Studio 360’s American Icon series has explored dozens of influential works of art and entertainment that have shaped who we are as Americans. Now we turn to our hometown of New York for a new batch of Icons stories about works of art that were born in the city and impacted the lives of people everywhere.
This time: the album "Siembra," which many salsa fanatics thought was doomed when it came out on Fania Records, in 1978. The record’s songs were thought to be too long, bashed American consumerism and called for Latinos to push for social change — all unconventional choices for a salsa album.
Ruben Blades, a singer-songwriter from Panama who composed the lyrics and music for all but one song on "Siembra," remembers being called to the office of Jerry Masucci, president of Fania Records, with the album’s producer Willie Colón. Colón was a big salsa star at the time with more than a dozen records.

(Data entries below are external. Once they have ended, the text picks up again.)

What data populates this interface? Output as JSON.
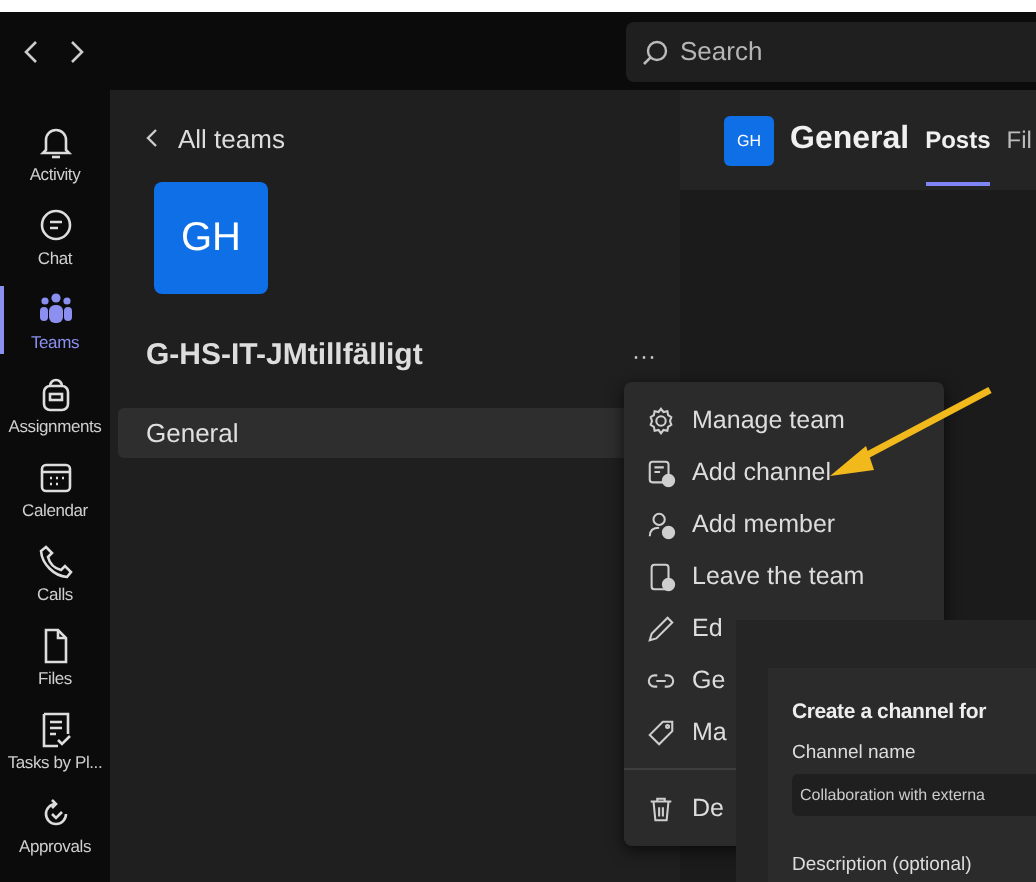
{
  "search": {
    "placeholder": "Search"
  },
  "rail": [
    {
      "label": "Activity",
      "selected": false
    },
    {
      "label": "Chat",
      "selected": false
    },
    {
      "label": "Teams",
      "selected": true
    },
    {
      "label": "Assignments",
      "selected": false
    },
    {
      "label": "Calendar",
      "selected": false
    },
    {
      "label": "Calls",
      "selected": false
    },
    {
      "label": "Files",
      "selected": false
    },
    {
      "label": "Tasks by Pl...",
      "selected": false
    },
    {
      "label": "Approvals",
      "selected": false
    }
  ],
  "team_panel": {
    "back": "All teams",
    "avatar": "GH",
    "team_name": "G-HS-IT-JMtillfälligt",
    "more": "···",
    "channels": [
      {
        "name": "General",
        "selected": true
      }
    ]
  },
  "channel_header": {
    "avatar": "GH",
    "title": "General",
    "tabs": [
      {
        "label": "Posts",
        "selected": true
      },
      {
        "label": "Fil",
        "selected": false
      }
    ]
  },
  "menu": [
    {
      "label": "Manage team",
      "divider": false
    },
    {
      "label": "Add channel",
      "divider": false
    },
    {
      "label": "Add member",
      "divider": false
    },
    {
      "label": "Leave the team",
      "divider": false
    },
    {
      "label": "Ed",
      "divider": false
    },
    {
      "label": "Ge",
      "divider": false
    },
    {
      "label": "Ma",
      "divider": false
    },
    {
      "label": "De",
      "divider": true
    }
  ],
  "dialog": {
    "title": "Create a channel for",
    "name_label": "Channel name",
    "name_value": "Collaboration with externa",
    "description_label": "Description (optional)"
  }
}
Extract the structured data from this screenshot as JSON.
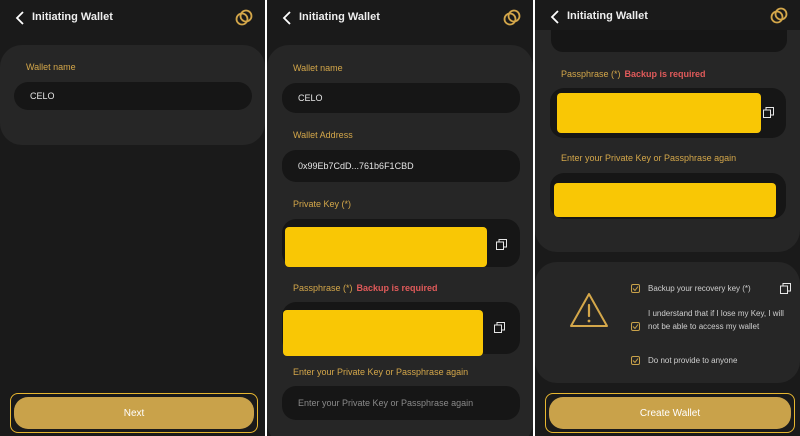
{
  "header": {
    "title": "Initiating Wallet"
  },
  "screen1": {
    "wallet_name_label": "Wallet name",
    "wallet_name_value": "CELO",
    "next_label": "Next"
  },
  "screen2": {
    "wallet_name_label": "Wallet name",
    "wallet_name_value": "CELO",
    "wallet_address_label": "Wallet Address",
    "wallet_address_value": "0x99Eb7CdD...761b6F1CBD",
    "private_key_label": "Private Key (*)",
    "passphrase_label": "Passphrase (*)",
    "backup_required": "Backup is required",
    "reenter_label": "Enter your Private Key or Passphrase again",
    "reenter_placeholder": "Enter your Private Key or Passphrase again"
  },
  "screen3": {
    "passphrase_label": "Passphrase (*)",
    "backup_required": "Backup is required",
    "reenter_label": "Enter your Private Key or Passphrase again",
    "ack_items": [
      "Backup your recovery key (*)",
      "I understand that if I lose my Key, I will not be able to access my wallet",
      "Do not provide to anyone"
    ],
    "create_label": "Create Wallet"
  },
  "icons": {
    "back": "chevron-left-icon",
    "chain": "link-rings-icon",
    "copy": "copy-icon",
    "warning": "warning-triangle-icon",
    "check": "checkbox-checked-icon"
  },
  "colors": {
    "background": "#1a1a1a",
    "card": "#262626",
    "field": "#161616",
    "accent": "#d4a74a",
    "button": "#c9a24a",
    "masked": "#f9c705",
    "required": "#e05a5a"
  }
}
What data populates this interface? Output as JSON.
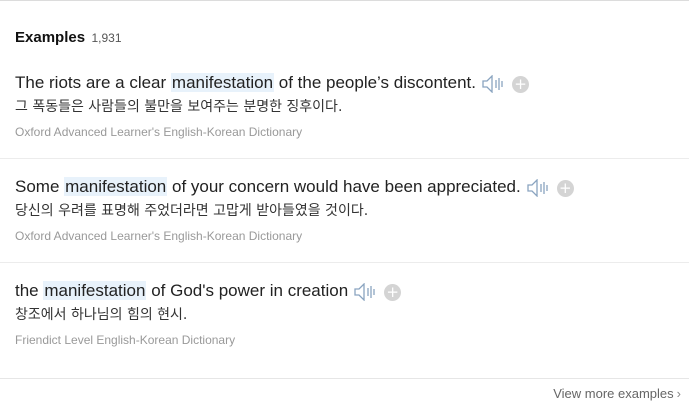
{
  "header": {
    "title": "Examples",
    "count": "1,931"
  },
  "examples": [
    {
      "en_before": "The riots are a clear ",
      "en_highlight": "manifestation",
      "en_after": " of the people’s discontent.",
      "ko": "그 폭동들은 사람들의 불만을 보여주는 분명한 징후이다.",
      "source": "Oxford Advanced Learner's English-Korean Dictionary"
    },
    {
      "en_before": "Some ",
      "en_highlight": "manifestation",
      "en_after": " of your concern would have been appreciated.",
      "ko": "당신의 우려를 표명해 주었더라면 고맙게 받아들였을 것이다.",
      "source": "Oxford Advanced Learner's English-Korean Dictionary"
    },
    {
      "en_before": "the ",
      "en_highlight": "manifestation",
      "en_after": " of God's power in creation",
      "ko": "창조에서 하나님의 힘의 현시.",
      "source": "Friendict Level English-Korean Dictionary"
    }
  ],
  "footer": {
    "view_more_label": "View more examples",
    "chevron": "›"
  },
  "icons": {
    "audio": "speaker-icon",
    "add": "plus-circle-icon",
    "add_glyph": "+"
  },
  "colors": {
    "highlight": "#e8f2fb",
    "source_text": "#999999",
    "add_button": "#d4d4d4"
  }
}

Blades says they played the still unreleased album in front of three top New York salsa DJs. “The three of them said that this record should not be put out, because it would be the commercial death of Willie Colón,” Blades says.
But "Siembra" became the first salsa record to sell more than one million copies. It took a rhythm that was born in New York Hispanic neighborhoods of The Bronx and East Harlem to the world stage.
"Siembra" was so different that, to test the waters, Fania Records started promoting it abroad first, in places like Venezuela, Mexico and Puerto Rico. Latin America was going through political turmoil then and many countries were under military dictatorships. The political songs of "Siembra" spoke to them and they liked the fact that Blades was talking to the whole region. “Nobody talked about Latin America. Things were about 'el barrio,' the neighborhood, maybe Puerto Rico, but you weren't addressing Latin America as a whole,” Blades says.
"Siembra" included songs like “Pedro Navaja,” which was inspired by a British opera from the 18th century about a beggar, and also by street gangs. It’s still one of the most famous salsa songs ever recorded. Cultural critic Carolina Gonzalez says the philosophical ideas of that song and of the album in general served as a blueprint that inspired generations of musicians. “Anybody like Cafe Tacuba, Calle 13, Julieta Venegas — they're all following this playbook,” she says.
You can listen to the album here:
And if you are curious about the song "Pedro Navaja," you can find a translation here.
New York Icons is made possible by funding from the Booth Ferris Foundation.